I’ve uttered the phrase “they are focused on the wrong things” so often that I’ve now created an acronym. FOTWT, pronounced Fought-wit. FOTWT happens when bureauocracy takes hold. Before you breath a sigh of relief that you don’t work in a bureaucratic organization, keep reading. Bureaucracies are not just created by intention, some are allowed to evolve through more subtle means, such as through the culture of a company.
Last week, while in Paris, I was able to snag tickets to the Rolling Stones concert. What a thrill! That is until dealing with the Parisian system of public transport. Here’s the lowdown:
1. There was a strike by some transit workers. This is common in France, so I’m told and no one seems upset about it.

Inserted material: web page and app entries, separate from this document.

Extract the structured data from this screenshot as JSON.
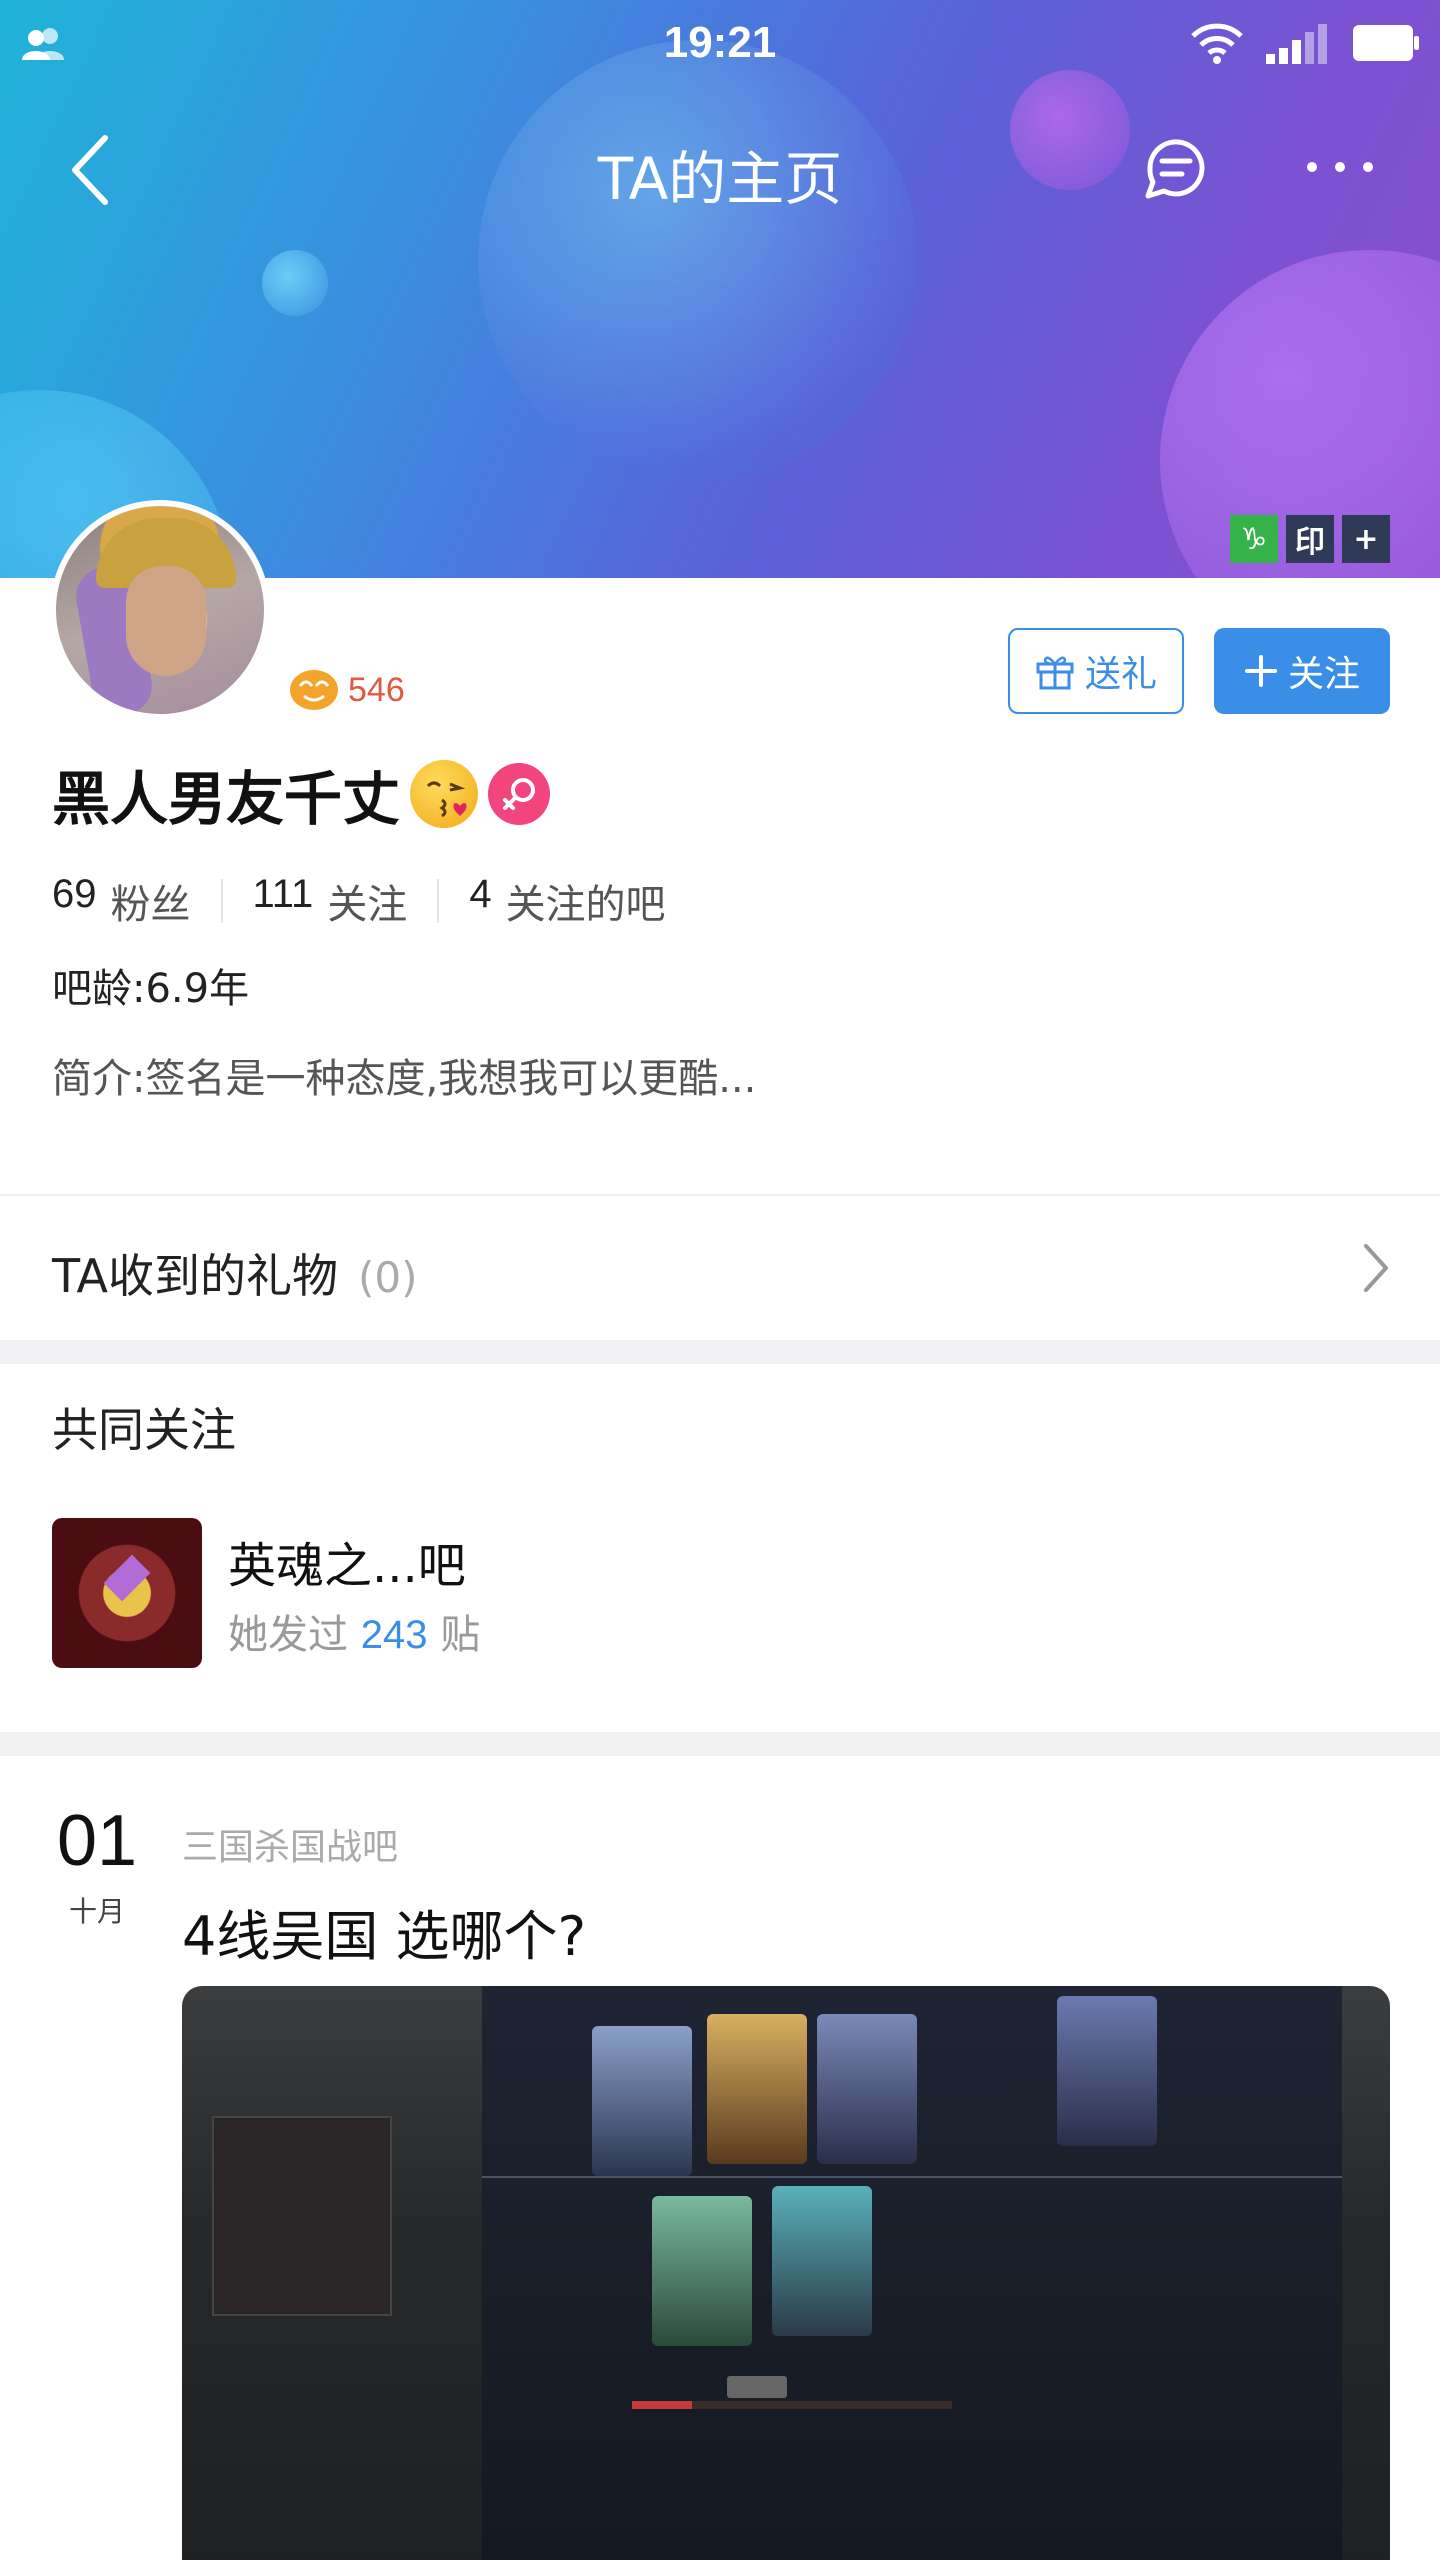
{
  "status_bar": {
    "time": "19:21"
  },
  "nav": {
    "title": "TA的主页"
  },
  "badges": [
    "♑",
    "印",
    "+"
  ],
  "profile": {
    "level": "546",
    "name": "黑人男友千丈",
    "emoji": "kissing-face-emoji",
    "gender": "female",
    "stats": [
      {
        "num": "69",
        "label": "粉丝"
      },
      {
        "num": "111",
        "label": "关注"
      },
      {
        "num": "4",
        "label": "关注的吧"
      }
    ],
    "age_label": "吧龄:",
    "age_value": "6.9年",
    "bio_label": "简介:",
    "bio_value": "签名是一种态度,我想我可以更酷..."
  },
  "actions": {
    "gift_label": "送礼",
    "follow_label": "关注"
  },
  "gifts": {
    "label": "TA收到的礼物",
    "count": "(0)"
  },
  "common": {
    "title": "共同关注",
    "forum_name": "英魂之...吧",
    "posts_prefix": "她发过",
    "posts_count": "243",
    "posts_suffix": "贴"
  },
  "post": {
    "day": "01",
    "month": "十月",
    "forum": "三国杀国战吧",
    "title": "4线吴国 选哪个?"
  },
  "colors": {
    "accent": "#3a8ee8",
    "level": "#e05a43",
    "female": "#f2457e"
  }
}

2. The Rolling Stones concert, which would bring 70,000 people to a common location and have them leaving said location nearly simultaneously, resulted in no increase in the number of trains going to or from the stadium.

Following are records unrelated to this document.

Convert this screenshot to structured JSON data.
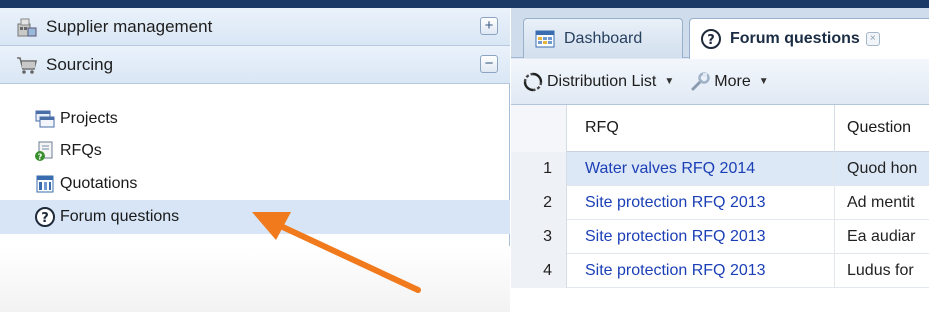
{
  "sidebar": {
    "headers": [
      {
        "label": "Supplier management",
        "toggle": "+",
        "icon": "supplier-management-icon"
      },
      {
        "label": "Sourcing",
        "toggle": "−",
        "icon": "cart-icon"
      }
    ],
    "items": [
      {
        "label": "Projects",
        "icon": "projects-icon",
        "selected": false
      },
      {
        "label": "RFQs",
        "icon": "rfqs-icon",
        "selected": false
      },
      {
        "label": "Quotations",
        "icon": "quotations-icon",
        "selected": false
      },
      {
        "label": "Forum questions",
        "icon": "question-icon",
        "selected": true
      }
    ]
  },
  "tabs": [
    {
      "label": "Dashboard",
      "icon": "dashboard-icon",
      "active": false
    },
    {
      "label": "Forum questions",
      "icon": "question-icon",
      "active": true,
      "close": "×"
    }
  ],
  "toolbar": {
    "distribution_label": "Distribution List",
    "more_label": "More",
    "caret": "▼"
  },
  "grid": {
    "columns": [
      "RFQ",
      "Question"
    ],
    "rows": [
      {
        "num": "1",
        "rfq": "Water valves RFQ 2014",
        "question": "Quod hon",
        "selected": true
      },
      {
        "num": "2",
        "rfq": "Site protection RFQ 2013",
        "question": "Ad mentit",
        "selected": false
      },
      {
        "num": "3",
        "rfq": "Site protection RFQ 2013",
        "question": "Ea audiar",
        "selected": false
      },
      {
        "num": "4",
        "rfq": "Site protection RFQ 2013",
        "question": "Ludus for",
        "selected": false
      }
    ]
  },
  "colors": {
    "accent_arrow": "#f07a1c",
    "link": "#1b3fb6",
    "header_bar": "#1c3a66"
  }
}
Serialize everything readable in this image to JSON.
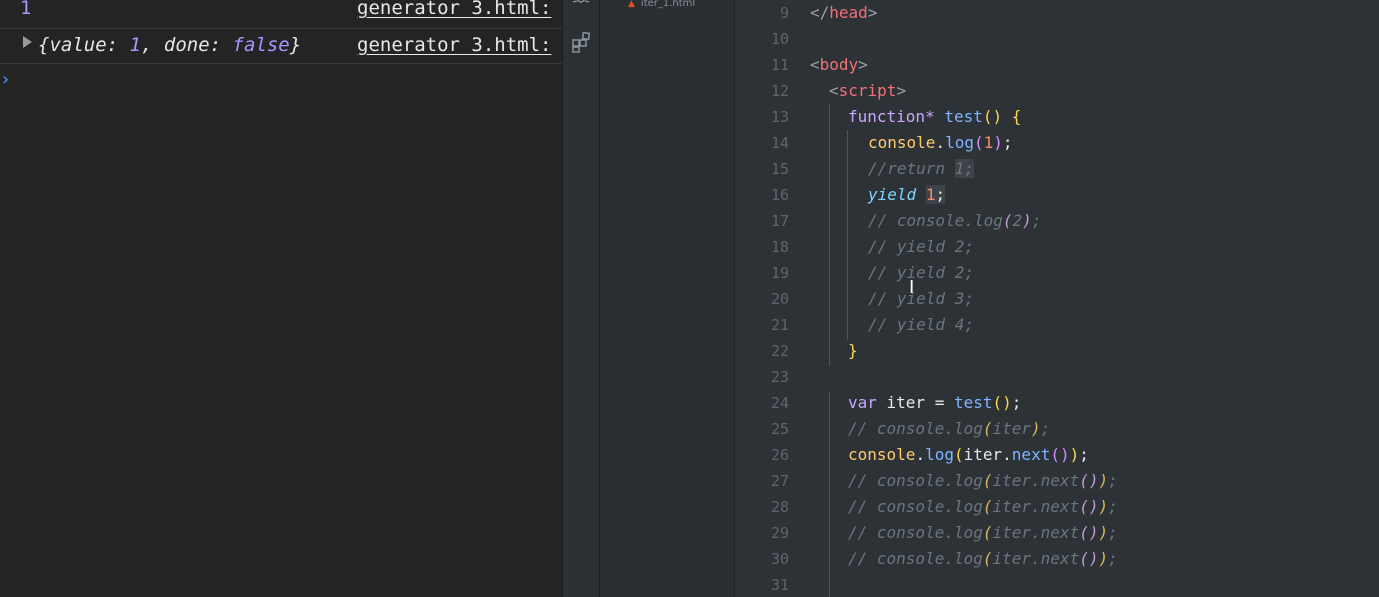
{
  "console": {
    "rows": [
      {
        "type": "number",
        "value": "1",
        "source": "generator 3.html:"
      },
      {
        "type": "object",
        "open": "{",
        "k1": "value: ",
        "v1": "1",
        "sep": ", ",
        "k2": "done: ",
        "v2": "false",
        "close": "}",
        "source": "generator 3.html:"
      }
    ],
    "prompt": "›"
  },
  "explorer": {
    "file_name": "iter_1.html",
    "file_icon": "html5-file-icon"
  },
  "activity_icons": [
    "debug-icon",
    "extensions-icon"
  ],
  "editor": {
    "line_numbers": [
      "9",
      "10",
      "11",
      "12",
      "13",
      "14",
      "15",
      "16",
      "17",
      "18",
      "19",
      "20",
      "21",
      "22",
      "23",
      "24",
      "25",
      "26",
      "27",
      "28",
      "29",
      "30",
      "31"
    ],
    "lines": {
      "l9": {
        "a": "</",
        "b": "head",
        "c": ">"
      },
      "l11": {
        "a": "<",
        "b": "body",
        "c": ">"
      },
      "l12": {
        "a": "<",
        "b": "script",
        "c": ">"
      },
      "l13": {
        "kw": "function* ",
        "fn": "test",
        "p": "()",
        "sp": " ",
        "br": "{"
      },
      "l14": {
        "obj": "console",
        "dot": ".",
        "fn": "log",
        "p1": "(",
        "n": "1",
        "p2": ")",
        "end": ";"
      },
      "l15": {
        "c": "//return ",
        "h": "1;"
      },
      "l16": {
        "y": "yield",
        "sp": " ",
        "n": "1",
        "end": ";"
      },
      "l17": {
        "c1": "// console.log",
        "p1": "(",
        "c2": "2",
        "p2": ")",
        "c3": ";"
      },
      "l18": {
        "c": "// yield 2;"
      },
      "l19": {
        "c": "// yield 2;"
      },
      "l20": {
        "c": "// yield 3;"
      },
      "l21": {
        "c": "// yield 4;"
      },
      "l22": {
        "br": "}"
      },
      "l24": {
        "kw": "var ",
        "v": "iter",
        "eq": " = ",
        "fn": "test",
        "p": "()",
        "end": ";"
      },
      "l25": {
        "c1": "// console.log",
        "p1": "(",
        "c2": "iter",
        "p2": ")",
        "c3": ";"
      },
      "l26": {
        "obj": "console",
        "dot": ".",
        "fn": "log",
        "p1": "(",
        "v": "iter",
        "dot2": ".",
        "fn2": "next",
        "p2": "()",
        "p3": ")",
        "end": ";"
      },
      "l27": {
        "c1": "// console.log",
        "p1": "(",
        "c2": "iter.next",
        "p2": "()",
        "p3": ")",
        "c3": ";"
      },
      "l28": {
        "c1": "// console.log",
        "p1": "(",
        "c2": "iter.next",
        "p2": "()",
        "p3": ")",
        "c3": ";"
      },
      "l29": {
        "c1": "// console.log",
        "p1": "(",
        "c2": "iter.next",
        "p2": "()",
        "p3": ")",
        "c3": ";"
      },
      "l30": {
        "c1": "// console.log",
        "p1": "(",
        "c2": "iter.next",
        "p2": "()",
        "p3": ")",
        "c3": ";"
      }
    }
  },
  "cursor_glyph": "I"
}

3. Access to the stadium by car, taxi, bus, etc. is very limited due to PPP (pitifully poor planning).
4. The transport folks did not extend the hours for train runs. They metro shuts down at 2 am, period.
5. The police, who were finally visible on the metro platform, encouraged people to cram onto the trains yelling that the trains would stop at 2am. Yes, the police were encouraging a group of people who were growing more desperate by the minute to push and shove one another.
6. The transit system shut down at 2am leaving hundreds of people stranded on the train platform.
The transit system did indeed run the metro to and from the stadium where the concert was held. They did stay open as long as promised. That’s it. Despite the predictable debacle, they made no adjustments. Despite the misery and inconvenience to hundreds of people, they shut down. Faced with hundreds of desperate people, even the police focused exclusively on warning people about the last train. Safety? Nah, not a concern. The police themselves boarded the last train and left the stadium station.
Focused on the wrong things and utterly oblivious.
Anyone who has ever set in motion a series of measures or indicators knows that there are unintended consequences. You can’t avoid it so you pay attention to outcomes and make adjustments. That is if you have a shred of motivation.